:: Work to be completed ::
Would you retype each of the records exactly as shown?

:: Excerpted records ::
▬▬▬
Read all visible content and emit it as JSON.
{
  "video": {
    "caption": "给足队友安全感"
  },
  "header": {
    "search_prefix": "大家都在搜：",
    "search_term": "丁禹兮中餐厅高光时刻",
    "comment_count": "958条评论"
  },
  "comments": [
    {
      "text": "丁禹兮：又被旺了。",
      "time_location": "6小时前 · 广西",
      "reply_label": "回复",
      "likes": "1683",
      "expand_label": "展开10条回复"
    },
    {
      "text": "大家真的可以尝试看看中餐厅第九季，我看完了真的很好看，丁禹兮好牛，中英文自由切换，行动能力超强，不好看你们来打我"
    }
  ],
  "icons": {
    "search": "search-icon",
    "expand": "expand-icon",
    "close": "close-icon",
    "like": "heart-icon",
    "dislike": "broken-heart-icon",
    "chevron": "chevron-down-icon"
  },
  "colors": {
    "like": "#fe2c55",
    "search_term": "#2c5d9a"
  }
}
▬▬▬
:: Response area ::
Read all visible content and emit it as JSON.
{
  "video": {
    "caption": "给足队友安全感"
  },
  "header": {
    "search_prefix": "大家都在搜：",
    "search_term": "丁禹兮中餐厅高光时刻",
    "comment_count": "958条评论"
  },
  "comments": [
    {
      "text": "丁禹兮：又被旺了。",
      "time_location": "6小时前 · 广西",
      "reply_label": "回复",
      "likes": "1683",
      "expand_label": "展开10条回复"
    },
    {
      "text": "大家真的可以尝试看看中餐厅第九季，我看完了真的很好看，丁禹兮好牛，中英文自由切换，行动能力超强，不好看你们来打我"
    }
  ],
  "icons": {
    "search": "search-icon",
    "expand": "expand-icon",
    "close": "close-icon",
    "like": "heart-icon",
    "dislike": "broken-heart-icon",
    "chevron": "chevron-down-icon"
  },
  "colors": {
    "like": "#fe2c55",
    "search_term": "#2c5d9a"
  }
}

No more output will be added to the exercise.